ECONOMY

SEV sees no war fallout yet, calls for structural reforms
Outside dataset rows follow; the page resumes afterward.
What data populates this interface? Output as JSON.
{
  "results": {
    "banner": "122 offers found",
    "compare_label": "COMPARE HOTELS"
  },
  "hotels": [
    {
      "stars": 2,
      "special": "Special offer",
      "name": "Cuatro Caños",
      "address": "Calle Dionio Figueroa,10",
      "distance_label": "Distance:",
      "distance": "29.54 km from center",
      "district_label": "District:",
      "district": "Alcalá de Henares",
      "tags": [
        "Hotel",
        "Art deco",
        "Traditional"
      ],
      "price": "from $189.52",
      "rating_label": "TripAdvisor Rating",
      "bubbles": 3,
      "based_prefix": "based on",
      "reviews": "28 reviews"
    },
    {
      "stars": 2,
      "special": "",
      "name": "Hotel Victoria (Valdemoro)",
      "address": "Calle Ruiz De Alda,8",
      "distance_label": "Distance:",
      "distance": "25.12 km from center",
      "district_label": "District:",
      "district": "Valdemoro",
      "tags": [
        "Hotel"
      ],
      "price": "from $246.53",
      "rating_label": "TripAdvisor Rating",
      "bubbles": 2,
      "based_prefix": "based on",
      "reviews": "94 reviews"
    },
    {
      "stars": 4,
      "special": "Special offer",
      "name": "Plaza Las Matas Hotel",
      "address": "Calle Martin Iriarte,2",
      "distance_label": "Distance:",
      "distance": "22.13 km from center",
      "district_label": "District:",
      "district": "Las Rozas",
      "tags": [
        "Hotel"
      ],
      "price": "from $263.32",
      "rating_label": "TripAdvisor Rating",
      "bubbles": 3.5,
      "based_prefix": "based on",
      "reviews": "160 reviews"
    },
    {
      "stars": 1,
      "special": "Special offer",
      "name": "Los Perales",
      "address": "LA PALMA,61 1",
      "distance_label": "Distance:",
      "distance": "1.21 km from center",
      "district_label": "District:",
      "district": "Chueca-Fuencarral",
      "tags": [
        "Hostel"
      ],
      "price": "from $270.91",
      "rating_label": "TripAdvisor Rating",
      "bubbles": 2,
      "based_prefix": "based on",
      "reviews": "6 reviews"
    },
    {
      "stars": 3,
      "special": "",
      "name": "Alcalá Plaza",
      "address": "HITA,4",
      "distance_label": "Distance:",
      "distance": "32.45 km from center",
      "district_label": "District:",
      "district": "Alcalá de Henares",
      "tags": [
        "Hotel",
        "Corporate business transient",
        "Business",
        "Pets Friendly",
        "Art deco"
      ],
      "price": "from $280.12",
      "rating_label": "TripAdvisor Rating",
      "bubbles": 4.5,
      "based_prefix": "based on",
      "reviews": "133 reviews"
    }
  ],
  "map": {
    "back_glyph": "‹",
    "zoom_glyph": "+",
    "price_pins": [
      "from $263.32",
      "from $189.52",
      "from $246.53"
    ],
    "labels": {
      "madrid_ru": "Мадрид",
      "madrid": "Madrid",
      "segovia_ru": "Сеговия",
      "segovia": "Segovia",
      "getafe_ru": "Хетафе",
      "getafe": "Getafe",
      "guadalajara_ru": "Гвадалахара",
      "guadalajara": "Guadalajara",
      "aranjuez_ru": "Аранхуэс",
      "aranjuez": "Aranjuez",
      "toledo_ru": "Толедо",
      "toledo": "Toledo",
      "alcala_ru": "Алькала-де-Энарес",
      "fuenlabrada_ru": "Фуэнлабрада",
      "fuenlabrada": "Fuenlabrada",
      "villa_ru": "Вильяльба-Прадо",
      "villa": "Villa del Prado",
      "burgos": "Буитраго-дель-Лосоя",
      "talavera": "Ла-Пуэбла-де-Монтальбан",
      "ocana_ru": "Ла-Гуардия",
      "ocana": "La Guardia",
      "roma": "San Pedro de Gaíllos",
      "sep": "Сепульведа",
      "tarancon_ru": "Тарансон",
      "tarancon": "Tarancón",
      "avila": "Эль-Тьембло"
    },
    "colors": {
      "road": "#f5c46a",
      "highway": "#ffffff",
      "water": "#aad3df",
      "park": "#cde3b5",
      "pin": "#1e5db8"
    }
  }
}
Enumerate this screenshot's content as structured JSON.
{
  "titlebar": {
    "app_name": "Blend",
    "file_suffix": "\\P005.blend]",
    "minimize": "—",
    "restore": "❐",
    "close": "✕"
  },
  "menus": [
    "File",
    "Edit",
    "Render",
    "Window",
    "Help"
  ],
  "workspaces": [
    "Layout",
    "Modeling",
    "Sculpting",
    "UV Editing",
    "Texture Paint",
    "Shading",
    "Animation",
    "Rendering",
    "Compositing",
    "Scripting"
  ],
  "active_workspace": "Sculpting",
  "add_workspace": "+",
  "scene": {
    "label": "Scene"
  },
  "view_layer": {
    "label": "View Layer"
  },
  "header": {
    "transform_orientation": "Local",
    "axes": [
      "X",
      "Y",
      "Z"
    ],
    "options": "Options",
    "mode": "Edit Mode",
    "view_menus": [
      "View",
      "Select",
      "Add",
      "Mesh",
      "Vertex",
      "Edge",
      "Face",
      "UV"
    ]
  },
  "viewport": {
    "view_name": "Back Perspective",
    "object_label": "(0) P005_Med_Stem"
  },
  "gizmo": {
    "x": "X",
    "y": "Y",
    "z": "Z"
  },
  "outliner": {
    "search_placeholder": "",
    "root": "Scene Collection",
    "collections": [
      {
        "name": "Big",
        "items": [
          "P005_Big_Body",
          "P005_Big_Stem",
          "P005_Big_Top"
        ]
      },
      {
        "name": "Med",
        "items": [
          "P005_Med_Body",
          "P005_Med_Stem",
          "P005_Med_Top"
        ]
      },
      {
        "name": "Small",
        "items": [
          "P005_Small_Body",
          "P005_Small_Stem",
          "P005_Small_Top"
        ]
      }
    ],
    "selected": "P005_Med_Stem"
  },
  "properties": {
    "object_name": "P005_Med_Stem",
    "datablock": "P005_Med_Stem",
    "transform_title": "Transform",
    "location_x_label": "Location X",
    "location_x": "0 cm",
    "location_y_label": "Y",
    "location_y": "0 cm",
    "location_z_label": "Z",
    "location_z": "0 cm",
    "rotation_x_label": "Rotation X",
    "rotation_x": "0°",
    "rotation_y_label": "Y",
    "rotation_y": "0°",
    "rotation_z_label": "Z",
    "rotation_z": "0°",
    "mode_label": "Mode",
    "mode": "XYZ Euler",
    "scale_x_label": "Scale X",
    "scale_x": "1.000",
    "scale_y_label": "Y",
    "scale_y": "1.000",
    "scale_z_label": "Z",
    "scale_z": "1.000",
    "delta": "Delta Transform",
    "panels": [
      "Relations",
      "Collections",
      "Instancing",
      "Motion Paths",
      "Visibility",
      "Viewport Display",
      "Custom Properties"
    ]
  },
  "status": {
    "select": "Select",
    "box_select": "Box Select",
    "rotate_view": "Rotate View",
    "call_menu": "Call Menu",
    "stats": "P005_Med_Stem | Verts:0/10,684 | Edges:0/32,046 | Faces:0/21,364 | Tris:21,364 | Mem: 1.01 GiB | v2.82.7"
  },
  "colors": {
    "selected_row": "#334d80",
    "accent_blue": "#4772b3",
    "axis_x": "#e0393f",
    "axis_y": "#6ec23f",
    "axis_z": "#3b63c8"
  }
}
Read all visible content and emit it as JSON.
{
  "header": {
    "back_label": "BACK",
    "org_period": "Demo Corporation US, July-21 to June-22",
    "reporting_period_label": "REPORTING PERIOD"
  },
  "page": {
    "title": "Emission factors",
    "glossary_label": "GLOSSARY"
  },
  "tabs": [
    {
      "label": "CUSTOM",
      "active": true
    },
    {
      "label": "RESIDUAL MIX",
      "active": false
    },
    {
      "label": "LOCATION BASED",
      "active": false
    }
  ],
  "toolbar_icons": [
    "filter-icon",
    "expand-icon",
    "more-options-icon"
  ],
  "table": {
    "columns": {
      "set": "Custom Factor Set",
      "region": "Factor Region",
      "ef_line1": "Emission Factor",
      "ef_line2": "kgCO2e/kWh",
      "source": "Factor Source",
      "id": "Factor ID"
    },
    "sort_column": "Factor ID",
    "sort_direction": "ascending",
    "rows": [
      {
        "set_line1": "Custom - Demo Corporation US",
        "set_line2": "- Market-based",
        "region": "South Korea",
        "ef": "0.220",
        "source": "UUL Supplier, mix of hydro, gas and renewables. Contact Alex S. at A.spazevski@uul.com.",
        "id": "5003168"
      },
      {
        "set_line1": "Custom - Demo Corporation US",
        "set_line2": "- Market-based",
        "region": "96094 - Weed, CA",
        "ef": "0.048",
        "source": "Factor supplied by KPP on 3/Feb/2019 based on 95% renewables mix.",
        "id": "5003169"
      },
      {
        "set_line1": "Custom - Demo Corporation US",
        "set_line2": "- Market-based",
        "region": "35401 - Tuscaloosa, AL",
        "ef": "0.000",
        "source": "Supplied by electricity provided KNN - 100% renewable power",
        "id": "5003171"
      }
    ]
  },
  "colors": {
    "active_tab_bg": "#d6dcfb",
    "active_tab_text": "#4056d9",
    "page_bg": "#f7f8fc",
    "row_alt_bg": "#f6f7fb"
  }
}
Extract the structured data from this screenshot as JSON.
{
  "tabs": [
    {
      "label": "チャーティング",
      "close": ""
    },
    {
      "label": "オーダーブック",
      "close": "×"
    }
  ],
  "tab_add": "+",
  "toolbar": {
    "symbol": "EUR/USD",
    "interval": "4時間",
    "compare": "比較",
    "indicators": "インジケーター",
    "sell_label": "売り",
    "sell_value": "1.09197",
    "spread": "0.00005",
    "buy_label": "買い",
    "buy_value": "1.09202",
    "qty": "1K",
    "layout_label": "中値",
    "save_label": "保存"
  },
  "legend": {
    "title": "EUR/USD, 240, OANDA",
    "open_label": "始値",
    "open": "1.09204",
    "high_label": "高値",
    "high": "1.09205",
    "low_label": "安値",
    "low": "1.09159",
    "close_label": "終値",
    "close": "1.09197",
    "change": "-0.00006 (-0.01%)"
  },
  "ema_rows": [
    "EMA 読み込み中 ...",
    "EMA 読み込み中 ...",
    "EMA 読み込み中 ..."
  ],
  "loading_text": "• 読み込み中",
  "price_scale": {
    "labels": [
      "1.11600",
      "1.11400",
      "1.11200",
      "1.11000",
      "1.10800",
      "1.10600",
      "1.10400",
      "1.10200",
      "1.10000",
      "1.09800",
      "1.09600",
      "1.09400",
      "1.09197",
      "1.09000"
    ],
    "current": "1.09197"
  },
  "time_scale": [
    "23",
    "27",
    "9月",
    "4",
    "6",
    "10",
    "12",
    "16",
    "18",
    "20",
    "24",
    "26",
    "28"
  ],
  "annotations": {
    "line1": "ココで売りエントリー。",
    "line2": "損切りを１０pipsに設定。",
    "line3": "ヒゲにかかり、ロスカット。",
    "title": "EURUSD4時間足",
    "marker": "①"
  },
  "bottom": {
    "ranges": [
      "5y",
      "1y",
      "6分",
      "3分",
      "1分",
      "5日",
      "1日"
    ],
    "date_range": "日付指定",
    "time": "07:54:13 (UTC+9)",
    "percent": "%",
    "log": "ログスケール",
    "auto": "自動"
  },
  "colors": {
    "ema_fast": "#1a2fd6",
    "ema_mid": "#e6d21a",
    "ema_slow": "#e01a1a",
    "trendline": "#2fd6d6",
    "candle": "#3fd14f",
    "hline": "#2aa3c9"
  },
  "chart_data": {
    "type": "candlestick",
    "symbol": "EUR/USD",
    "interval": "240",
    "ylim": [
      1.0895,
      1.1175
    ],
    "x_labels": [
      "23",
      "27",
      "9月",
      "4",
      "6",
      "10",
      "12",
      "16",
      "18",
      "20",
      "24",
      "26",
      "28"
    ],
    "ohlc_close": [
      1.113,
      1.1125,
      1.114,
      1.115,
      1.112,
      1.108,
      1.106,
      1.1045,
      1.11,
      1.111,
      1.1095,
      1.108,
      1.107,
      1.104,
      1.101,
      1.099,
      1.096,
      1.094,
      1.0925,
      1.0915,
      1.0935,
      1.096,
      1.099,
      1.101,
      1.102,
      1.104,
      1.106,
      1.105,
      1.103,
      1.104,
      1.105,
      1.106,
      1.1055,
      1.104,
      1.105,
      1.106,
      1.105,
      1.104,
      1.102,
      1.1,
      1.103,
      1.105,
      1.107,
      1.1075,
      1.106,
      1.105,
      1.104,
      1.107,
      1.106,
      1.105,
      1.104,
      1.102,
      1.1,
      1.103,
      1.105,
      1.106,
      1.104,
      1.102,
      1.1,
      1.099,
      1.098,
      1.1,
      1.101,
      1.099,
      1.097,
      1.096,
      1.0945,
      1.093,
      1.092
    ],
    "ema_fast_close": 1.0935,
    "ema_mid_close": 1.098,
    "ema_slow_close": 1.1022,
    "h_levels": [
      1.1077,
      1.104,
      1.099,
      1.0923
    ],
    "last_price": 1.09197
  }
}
With the exception of a few sectors, the Greek economy has yet to feel the repercussions from the war in Iraq but the government would be well-advised to speed up structural reforms to counter the impact and to lay the foundation for long-term growth, the Federation of Greek Industries (SEV) said yesterday. «There is as yet no quantifiable fallout from the war in Iraq. It is still too early. Industries have not been directly affected yet, but the tourism and packaging sectors are beginning to see problems related to rising oil prices,» said Odysseas Kyriakopoulos, SEV head. The Greek National Tourism Organization estimated bookings for summer holidays have fallen by as much as 20 percent as a result of the conflict but said the pace could pick up in the second quarter of the year. Greek cruise ship operators, in the meantime, have reported cancellations reaching as high as 30 percent. Greece might be cushioned from the full impact of the Iraq war by the inflow of community funds and 2004 Olympic Games projects, but its total reliance on imported oil leaves it vulnerable to rising fuel prices, said Kyriakopoulos. «The uncertainties generated by the war underscore the need for structural reforms, especially those set out in the Lisbon agenda,» he said. «We need to create room for maneuver.» EU leaders meeting in Lisbon three years ago agreed to implement structural reforms and encourage innovation with the objective of making the region the most competitive economy in the world by 2010. A leaders’ summit last week in Brussels reaffirmed the ambitious goal while acknowledging that progress has not been as swift as they would have liked. Some of the more urgent reforms that the State should implement involve the taxation system and the development law which has yet to be put into effect, said Kyriakopoulos. He also cited the shortcomings of labor legislation and rules governing projects financed by community funds, suggesting more flexibility with overtime requirements for the first and opening up the field to bigger companies for the second. Another critical issue concerns land planning and environmental requirements for businesses. Kyriakopoulos also called for more speed in deregulating the energy market, which was partially opened up two years ago and continues to be dominated by electricity monopoly Public Power Corporation. «Deregulation is not an end in itself. It will create competition, lead to lower costs and higher productivity,» he said. Delays in implementing structural reforms could have a catastrophic impact on Greek competitiveness and the unemployment rate, Kyriakopoulos warned. «The continuously widening trade deficit shows Greek competitiveness is deteriorating and local products unable to compete in overseas markets,» he said.